The total cost of the project is estimated at over $417 million in FEMA funding
Guaynabo, PUERTO RICO — The first phase for the construction of a new reservoir in the Valenciano river and the expansion of the Valenciano Water Treatment Plant has been approved at a cost of over $18.5 million from the Federal Emergency Management Agency (FEMA) under its Hazard Mitigation Grant Program (HMGP). The new stream reservoir, located in the municipality of Juncos and an asset of the Puerto Rico Aqueduct and Sewer Authority (PRASA), will have a capacity of 12.7 million cubic meters of water.
Pedro R. Pierluisi stated that the project authorized by FEMA responds to the impacts of climate change in order to have a resilient infrastructure for future weather events.
“We have worked hard to obtain the approval of funds for Phase 1 of this project. The Valenciano Reservoir project is a priority for my administration because it promotes quality of life and health for the nearly 140,000 residents living in Humacao, Caguas, Juncos, San Lorenzo, Las Piedras and Gurabo, in addition to improving water storage capacity, which will benefit the surrounding towns. I want to thank President Biden's administration, as well as FEMA staff, for working closely with our government to achieve the approval of such an important project,” added Pierluisi. Once the first phase is completed, which includes the procurement of engineering services, preliminary engineering design, environmental compliance and permitting processes, planning for land acquisition and final design and construction documents, FEMA will consider additional funding for Phase 2 at a cost of over $399 million.

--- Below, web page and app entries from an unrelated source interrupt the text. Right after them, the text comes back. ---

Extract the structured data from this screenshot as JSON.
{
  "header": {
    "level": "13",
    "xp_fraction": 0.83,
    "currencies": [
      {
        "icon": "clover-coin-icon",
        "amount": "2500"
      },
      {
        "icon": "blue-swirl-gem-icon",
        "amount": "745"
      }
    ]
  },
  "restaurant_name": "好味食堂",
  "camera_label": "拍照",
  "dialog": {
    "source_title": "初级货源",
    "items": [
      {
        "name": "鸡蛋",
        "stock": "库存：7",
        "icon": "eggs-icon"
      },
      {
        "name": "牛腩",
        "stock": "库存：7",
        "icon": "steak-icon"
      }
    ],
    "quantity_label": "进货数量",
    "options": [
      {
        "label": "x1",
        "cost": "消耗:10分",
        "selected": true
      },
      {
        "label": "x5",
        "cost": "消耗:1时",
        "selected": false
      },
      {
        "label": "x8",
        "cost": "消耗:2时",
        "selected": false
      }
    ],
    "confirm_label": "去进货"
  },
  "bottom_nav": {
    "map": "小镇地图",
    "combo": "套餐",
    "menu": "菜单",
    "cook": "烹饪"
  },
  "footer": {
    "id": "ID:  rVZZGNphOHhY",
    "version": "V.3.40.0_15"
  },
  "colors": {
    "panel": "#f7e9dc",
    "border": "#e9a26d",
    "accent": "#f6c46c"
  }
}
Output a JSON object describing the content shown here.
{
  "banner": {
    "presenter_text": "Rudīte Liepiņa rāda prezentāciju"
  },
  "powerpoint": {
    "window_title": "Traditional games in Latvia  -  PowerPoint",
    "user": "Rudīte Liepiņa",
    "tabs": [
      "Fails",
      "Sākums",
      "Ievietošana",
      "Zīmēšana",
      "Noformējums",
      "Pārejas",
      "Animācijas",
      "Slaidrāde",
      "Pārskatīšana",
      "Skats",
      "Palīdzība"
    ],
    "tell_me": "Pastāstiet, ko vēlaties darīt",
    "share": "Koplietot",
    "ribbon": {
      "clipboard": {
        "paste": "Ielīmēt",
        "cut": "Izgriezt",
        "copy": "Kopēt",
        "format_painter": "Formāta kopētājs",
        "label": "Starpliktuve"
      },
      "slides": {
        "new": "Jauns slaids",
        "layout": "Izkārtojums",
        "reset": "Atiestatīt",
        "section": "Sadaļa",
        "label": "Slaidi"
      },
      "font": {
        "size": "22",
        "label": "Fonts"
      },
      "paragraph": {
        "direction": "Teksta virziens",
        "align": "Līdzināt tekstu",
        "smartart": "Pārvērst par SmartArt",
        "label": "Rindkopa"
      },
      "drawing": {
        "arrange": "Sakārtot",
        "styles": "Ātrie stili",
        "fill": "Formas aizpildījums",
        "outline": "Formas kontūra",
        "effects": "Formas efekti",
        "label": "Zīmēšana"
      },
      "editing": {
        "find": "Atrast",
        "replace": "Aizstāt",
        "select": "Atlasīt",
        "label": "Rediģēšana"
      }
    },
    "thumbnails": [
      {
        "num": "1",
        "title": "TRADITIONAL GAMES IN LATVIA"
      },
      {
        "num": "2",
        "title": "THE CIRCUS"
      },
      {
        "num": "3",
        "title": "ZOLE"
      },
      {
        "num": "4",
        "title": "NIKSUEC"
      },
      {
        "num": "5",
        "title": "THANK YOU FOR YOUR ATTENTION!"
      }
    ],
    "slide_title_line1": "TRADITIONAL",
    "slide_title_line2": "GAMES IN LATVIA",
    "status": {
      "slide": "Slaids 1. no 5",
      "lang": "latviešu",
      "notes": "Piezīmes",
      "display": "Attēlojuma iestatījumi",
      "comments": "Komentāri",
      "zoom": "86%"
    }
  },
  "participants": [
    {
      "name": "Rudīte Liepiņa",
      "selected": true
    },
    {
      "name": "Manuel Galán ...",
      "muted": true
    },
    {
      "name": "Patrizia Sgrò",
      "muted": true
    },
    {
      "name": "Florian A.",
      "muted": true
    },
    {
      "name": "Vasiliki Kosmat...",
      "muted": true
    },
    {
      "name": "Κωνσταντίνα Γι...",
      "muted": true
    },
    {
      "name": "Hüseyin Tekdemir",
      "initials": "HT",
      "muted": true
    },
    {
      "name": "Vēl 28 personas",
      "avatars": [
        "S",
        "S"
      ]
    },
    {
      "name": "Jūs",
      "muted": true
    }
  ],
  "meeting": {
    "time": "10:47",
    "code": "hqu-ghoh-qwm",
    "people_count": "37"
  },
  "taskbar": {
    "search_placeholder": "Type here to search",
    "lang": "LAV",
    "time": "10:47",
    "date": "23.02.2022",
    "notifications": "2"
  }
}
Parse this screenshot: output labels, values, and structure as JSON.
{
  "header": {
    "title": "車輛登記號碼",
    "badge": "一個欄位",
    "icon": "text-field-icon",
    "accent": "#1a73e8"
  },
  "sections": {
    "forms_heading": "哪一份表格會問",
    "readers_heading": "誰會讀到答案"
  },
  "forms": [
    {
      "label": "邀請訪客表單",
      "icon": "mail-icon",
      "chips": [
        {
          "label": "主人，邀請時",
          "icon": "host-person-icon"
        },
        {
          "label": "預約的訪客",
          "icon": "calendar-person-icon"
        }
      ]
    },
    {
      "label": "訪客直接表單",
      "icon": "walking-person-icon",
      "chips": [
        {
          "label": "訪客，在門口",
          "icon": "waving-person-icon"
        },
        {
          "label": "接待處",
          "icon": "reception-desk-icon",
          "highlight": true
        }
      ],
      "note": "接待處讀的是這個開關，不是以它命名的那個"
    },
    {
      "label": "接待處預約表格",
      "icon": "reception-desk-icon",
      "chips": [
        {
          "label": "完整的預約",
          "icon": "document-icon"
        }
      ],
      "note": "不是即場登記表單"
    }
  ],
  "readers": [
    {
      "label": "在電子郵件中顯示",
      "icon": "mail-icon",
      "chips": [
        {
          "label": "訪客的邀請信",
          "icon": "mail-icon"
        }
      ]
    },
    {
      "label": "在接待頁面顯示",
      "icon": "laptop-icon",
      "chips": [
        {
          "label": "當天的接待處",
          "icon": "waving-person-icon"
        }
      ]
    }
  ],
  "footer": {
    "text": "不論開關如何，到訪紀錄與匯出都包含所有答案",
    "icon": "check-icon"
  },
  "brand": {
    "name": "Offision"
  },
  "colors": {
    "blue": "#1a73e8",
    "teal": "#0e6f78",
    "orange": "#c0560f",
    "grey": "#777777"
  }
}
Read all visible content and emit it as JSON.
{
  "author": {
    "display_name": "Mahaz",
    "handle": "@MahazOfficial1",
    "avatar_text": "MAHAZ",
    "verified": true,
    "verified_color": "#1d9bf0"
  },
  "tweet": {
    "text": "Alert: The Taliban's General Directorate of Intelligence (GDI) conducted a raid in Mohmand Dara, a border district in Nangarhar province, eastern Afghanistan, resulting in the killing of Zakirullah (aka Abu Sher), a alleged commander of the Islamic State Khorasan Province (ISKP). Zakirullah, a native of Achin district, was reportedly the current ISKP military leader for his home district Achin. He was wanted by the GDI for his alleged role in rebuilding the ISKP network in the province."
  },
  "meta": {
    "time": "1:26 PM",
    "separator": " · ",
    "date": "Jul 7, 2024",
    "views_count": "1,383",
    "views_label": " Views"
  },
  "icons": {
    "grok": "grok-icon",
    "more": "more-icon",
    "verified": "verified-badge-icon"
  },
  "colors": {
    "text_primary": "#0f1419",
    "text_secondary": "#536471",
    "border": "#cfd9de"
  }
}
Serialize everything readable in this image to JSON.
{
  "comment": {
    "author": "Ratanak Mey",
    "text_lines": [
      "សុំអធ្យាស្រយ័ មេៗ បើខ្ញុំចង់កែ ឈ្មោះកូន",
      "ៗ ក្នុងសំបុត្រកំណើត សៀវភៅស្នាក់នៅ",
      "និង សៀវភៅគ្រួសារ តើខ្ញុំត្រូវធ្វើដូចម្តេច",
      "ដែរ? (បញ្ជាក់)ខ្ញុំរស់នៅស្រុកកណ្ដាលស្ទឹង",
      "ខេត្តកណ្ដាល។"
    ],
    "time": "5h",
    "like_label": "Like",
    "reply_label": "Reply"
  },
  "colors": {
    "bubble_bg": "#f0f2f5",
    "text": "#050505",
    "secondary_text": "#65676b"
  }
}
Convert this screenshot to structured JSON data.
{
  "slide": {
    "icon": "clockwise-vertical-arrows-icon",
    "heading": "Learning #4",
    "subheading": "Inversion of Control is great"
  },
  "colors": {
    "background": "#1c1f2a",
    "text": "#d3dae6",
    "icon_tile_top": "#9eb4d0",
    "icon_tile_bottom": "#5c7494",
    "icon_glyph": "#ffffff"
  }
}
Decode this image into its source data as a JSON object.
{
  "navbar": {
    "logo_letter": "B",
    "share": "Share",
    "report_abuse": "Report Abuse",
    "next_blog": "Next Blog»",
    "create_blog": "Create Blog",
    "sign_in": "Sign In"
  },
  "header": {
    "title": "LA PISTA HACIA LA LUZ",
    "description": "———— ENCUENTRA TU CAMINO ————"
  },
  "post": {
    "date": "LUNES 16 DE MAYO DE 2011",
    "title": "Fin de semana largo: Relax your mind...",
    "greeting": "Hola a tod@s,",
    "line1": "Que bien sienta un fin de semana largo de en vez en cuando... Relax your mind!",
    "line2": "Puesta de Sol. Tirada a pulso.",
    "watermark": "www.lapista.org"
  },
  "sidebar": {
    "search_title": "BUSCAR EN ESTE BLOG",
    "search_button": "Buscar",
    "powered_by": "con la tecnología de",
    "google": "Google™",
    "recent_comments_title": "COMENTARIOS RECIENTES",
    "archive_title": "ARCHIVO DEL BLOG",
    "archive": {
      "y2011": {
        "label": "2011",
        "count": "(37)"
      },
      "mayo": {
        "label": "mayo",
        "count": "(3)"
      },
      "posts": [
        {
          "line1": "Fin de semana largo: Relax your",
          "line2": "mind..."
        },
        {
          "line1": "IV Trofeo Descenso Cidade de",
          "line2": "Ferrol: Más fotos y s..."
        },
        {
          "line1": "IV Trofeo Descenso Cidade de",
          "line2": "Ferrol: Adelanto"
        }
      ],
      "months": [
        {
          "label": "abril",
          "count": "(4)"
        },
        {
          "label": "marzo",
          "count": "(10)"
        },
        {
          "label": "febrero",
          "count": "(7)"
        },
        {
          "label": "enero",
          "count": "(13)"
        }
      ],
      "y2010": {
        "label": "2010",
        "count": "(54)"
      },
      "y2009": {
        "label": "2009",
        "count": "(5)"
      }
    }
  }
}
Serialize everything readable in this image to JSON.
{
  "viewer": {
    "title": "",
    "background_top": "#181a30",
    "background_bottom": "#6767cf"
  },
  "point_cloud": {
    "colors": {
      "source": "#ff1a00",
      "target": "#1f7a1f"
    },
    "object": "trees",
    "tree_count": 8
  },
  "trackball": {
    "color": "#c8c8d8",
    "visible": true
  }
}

“Residents in the area will benefit from this mitigation work, especially during drought conditions, when the existing potable water supply systems cannot meet the water demand for the area. When the project is completed, it will offer enough water storage and pumping capacity to ensure a steady water supply for the area,” said Deputy Federal Disaster Recovery Coordinator Andrés García.
For her part, PRASA Executive President Doriel Pagán Crespo said that the efforts of her team and the close collaboration with FEMA and COR3 have made this project a reality. “The Valenciano Reservoir is another of our priority projects, which will provide redundancy and flexibility in the potable water systems of these six municipalities. We thank Governor Pedro Pierluisi, FEMA and COR3 personnel for promoting and supporting this work,” Pagán Crespo said.
According to the executive director of the Central Office for Recovery, Reconstruction and Resiliency (COR3), Manuel A. Laboy Rivera, this approval is the result of a team effort between COR3, PRASA and FEMA.
“Our staff will continue to assist PRASA with all the required procedures to ensure the development of this major project that will address the drought situation caused by climate change that affects thousands of Puerto Ricans. Likewise, the public corporation will have access to the various initiatives we have implemented, such as the Working Capital Advance, which provides access to capital for the execution of projects under the Hazard Mitigation Grant Program,” mentioned Laboy Rivera.
To date, FEMA has obligated over $29 billion under its Public Assistance program and an additional $1.6 billion has been approved under its Hazard Mitigation Grant Program to help increase the island’s resiliency through mitigation activities.
For more information on Puerto Rico’s recovery from Hurricane María, visit fema.gov/disaster/4339 and recovery.pr. Follow us on our social media at Facebook.com/FEMAPuertoRico, Facebook.com/COR3pr and Twitter @COR3pr.